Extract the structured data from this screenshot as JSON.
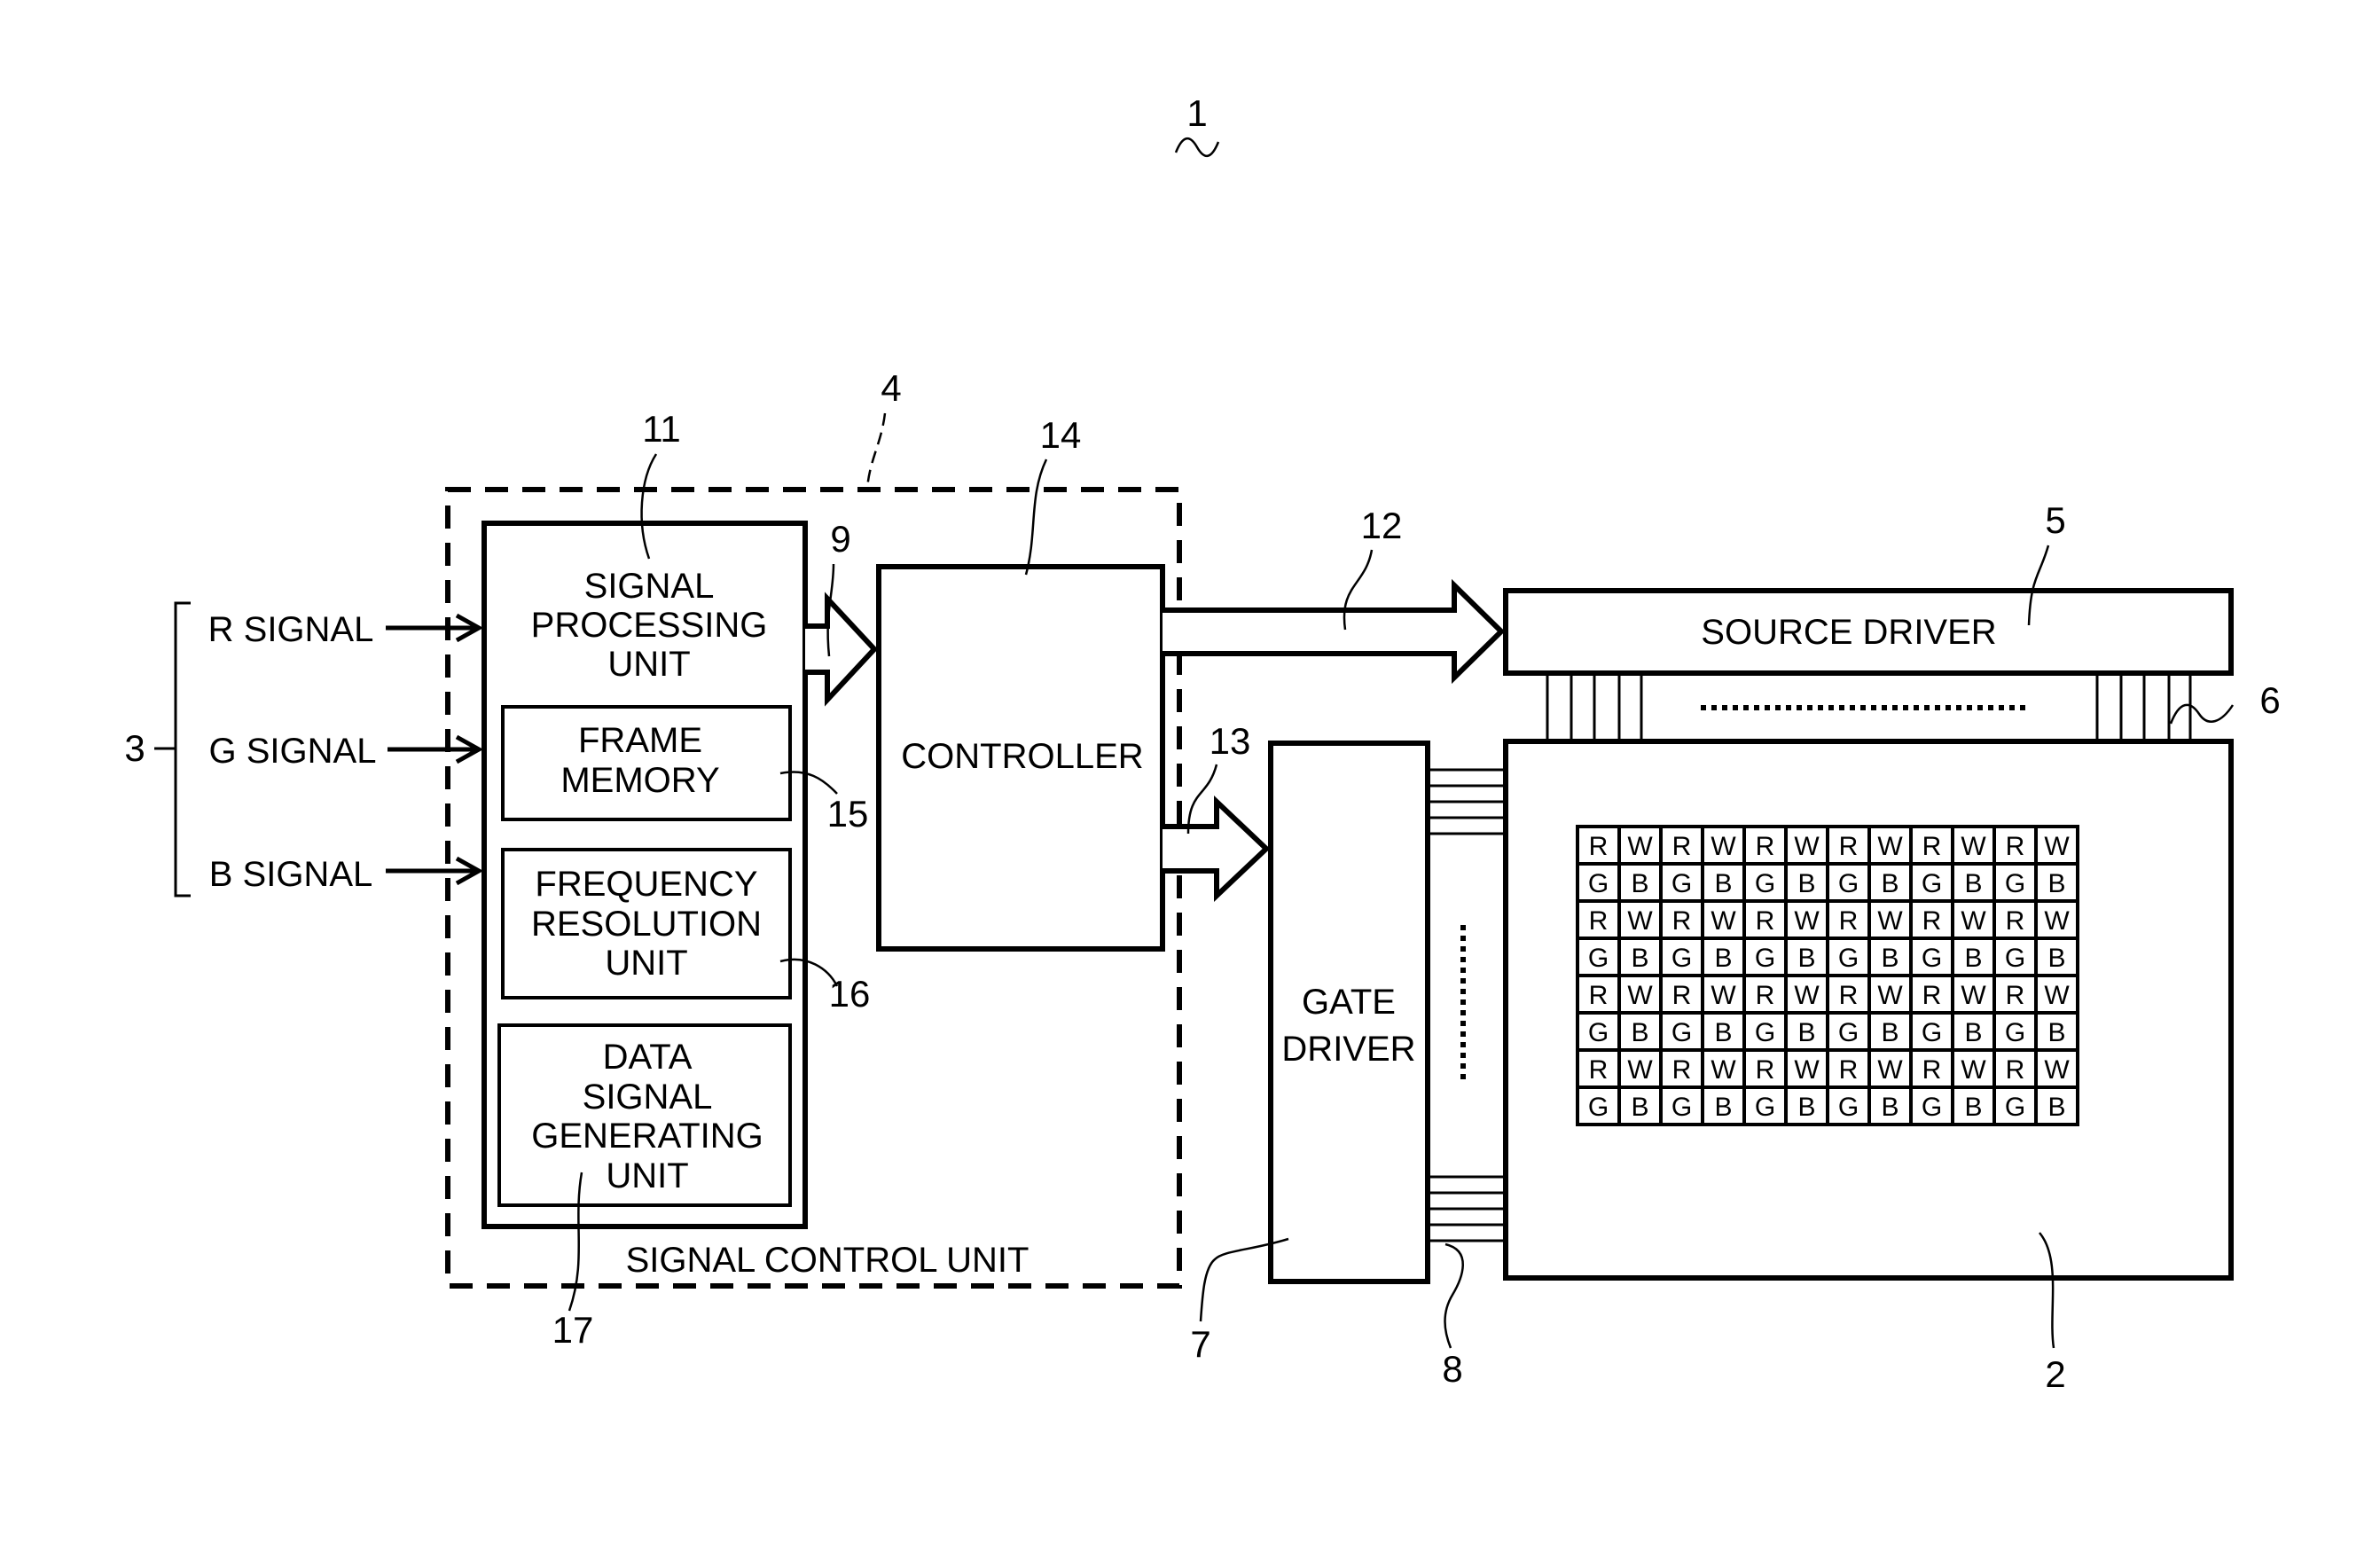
{
  "figure": {
    "ref_number": "1",
    "ref_tilde": "~"
  },
  "input_signals": {
    "group_ref": "3",
    "items": [
      {
        "label": "R SIGNAL"
      },
      {
        "label": "G SIGNAL"
      },
      {
        "label": "B SIGNAL"
      }
    ]
  },
  "signal_control_unit": {
    "ref": "4",
    "label": "SIGNAL CONTROL UNIT"
  },
  "signal_processing_unit": {
    "ref": "11",
    "lines": [
      "SIGNAL",
      "PROCESSING",
      "UNIT"
    ],
    "output_bus_ref": "9"
  },
  "frame_memory": {
    "ref": "15",
    "lines": [
      "FRAME",
      "MEMORY"
    ]
  },
  "frequency_resolution_unit": {
    "ref": "16",
    "lines": [
      "FREQUENCY",
      "RESOLUTION",
      "UNIT"
    ]
  },
  "data_signal_generating_unit": {
    "ref": "17",
    "lines": [
      "DATA",
      "SIGNAL",
      "GENERATING",
      "UNIT"
    ]
  },
  "controller": {
    "ref": "14",
    "label": "CONTROLLER",
    "source_bus_ref": "12",
    "gate_bus_ref": "13"
  },
  "source_driver": {
    "ref": "5",
    "label": "SOURCE DRIVER",
    "lines_ref": "6"
  },
  "gate_driver": {
    "ref": "7",
    "lines": [
      "GATE",
      "DRIVER"
    ],
    "lines_ref": "8"
  },
  "display_panel": {
    "ref": "2",
    "pixel_rows": [
      [
        "R",
        "W",
        "R",
        "W",
        "R",
        "W",
        "R",
        "W",
        "R",
        "W",
        "R",
        "W"
      ],
      [
        "G",
        "B",
        "G",
        "B",
        "G",
        "B",
        "G",
        "B",
        "G",
        "B",
        "G",
        "B"
      ],
      [
        "R",
        "W",
        "R",
        "W",
        "R",
        "W",
        "R",
        "W",
        "R",
        "W",
        "R",
        "W"
      ],
      [
        "G",
        "B",
        "G",
        "B",
        "G",
        "B",
        "G",
        "B",
        "G",
        "B",
        "G",
        "B"
      ],
      [
        "R",
        "W",
        "R",
        "W",
        "R",
        "W",
        "R",
        "W",
        "R",
        "W",
        "R",
        "W"
      ],
      [
        "G",
        "B",
        "G",
        "B",
        "G",
        "B",
        "G",
        "B",
        "G",
        "B",
        "G",
        "B"
      ],
      [
        "R",
        "W",
        "R",
        "W",
        "R",
        "W",
        "R",
        "W",
        "R",
        "W",
        "R",
        "W"
      ],
      [
        "G",
        "B",
        "G",
        "B",
        "G",
        "B",
        "G",
        "B",
        "G",
        "B",
        "G",
        "B"
      ]
    ]
  }
}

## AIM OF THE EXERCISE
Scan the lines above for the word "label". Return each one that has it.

## REPLY
        "label": "R SIGNAL"
        "label": "G SIGNAL"
        "label": "B SIGNAL"
    "label": "SIGNAL CONTROL UNIT"
    "label": "CONTROLLER",
    "label": "SOURCE DRIVER",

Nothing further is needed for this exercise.